ebullition [ˌɛbəˈlɪʃən] n.
1.) A boiling or bubbling up of a liquid; the motion produced in a liquid by its rapid conversion into vapor.
2.) Effervescence occasioned by fermentation or by any other process which causes the liberation of a gas or an aeriform fluid, as in the mixture of an acid with a carbonated alkali.
3.) A sudden burst or violent display; an outburst; as, an ebullition of anger or ill temper.
Etymology: Middle English ebullitioun, from Late Latin ebullitio, ebullition-, from Latin ebullitus, past participle of ebullire, to bubble up.

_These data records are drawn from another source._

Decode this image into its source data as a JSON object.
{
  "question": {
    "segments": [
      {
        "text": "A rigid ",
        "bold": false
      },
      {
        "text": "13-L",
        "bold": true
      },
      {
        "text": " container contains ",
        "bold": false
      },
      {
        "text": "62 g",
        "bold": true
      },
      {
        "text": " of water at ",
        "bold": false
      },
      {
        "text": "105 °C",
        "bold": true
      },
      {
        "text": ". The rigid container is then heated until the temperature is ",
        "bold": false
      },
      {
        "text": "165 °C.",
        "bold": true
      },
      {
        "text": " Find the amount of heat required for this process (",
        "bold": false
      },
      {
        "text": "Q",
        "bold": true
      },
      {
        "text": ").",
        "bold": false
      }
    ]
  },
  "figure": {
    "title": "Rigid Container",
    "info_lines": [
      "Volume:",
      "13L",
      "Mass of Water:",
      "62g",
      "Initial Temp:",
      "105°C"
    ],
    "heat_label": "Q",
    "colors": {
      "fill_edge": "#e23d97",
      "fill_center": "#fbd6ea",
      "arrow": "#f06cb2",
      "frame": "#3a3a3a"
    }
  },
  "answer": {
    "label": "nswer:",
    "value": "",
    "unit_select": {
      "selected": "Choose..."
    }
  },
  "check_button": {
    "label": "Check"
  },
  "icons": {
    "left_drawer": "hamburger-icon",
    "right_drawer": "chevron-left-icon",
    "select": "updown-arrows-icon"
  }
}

"My father, in this patient endurance of wrongs, which I mention, was very different, as the reader must long ago have noted; he had a much more acute and quick sensibility of nature, attended with a little soreness of temper; tho' this never transported him to any thing which looked like malignancy:yet in the little rubs and vexations of life, 'twas apt to shew itself in a drollish and witty kind of peevishness:He was, however, frank and generous in his nature;at all times open to conviction; and in the little ebullitions of this subacid humour towards others, but particularly towards my uncle Toby, whom he truly loved:he would feel more pain, ten times told (except in the affair of my aunt Dinah, or where an hypothesis was concerned) than what he ever gave" (The Life and Opinions of Tristram Shandy, Gentleman, Laurence Sterne, 1759).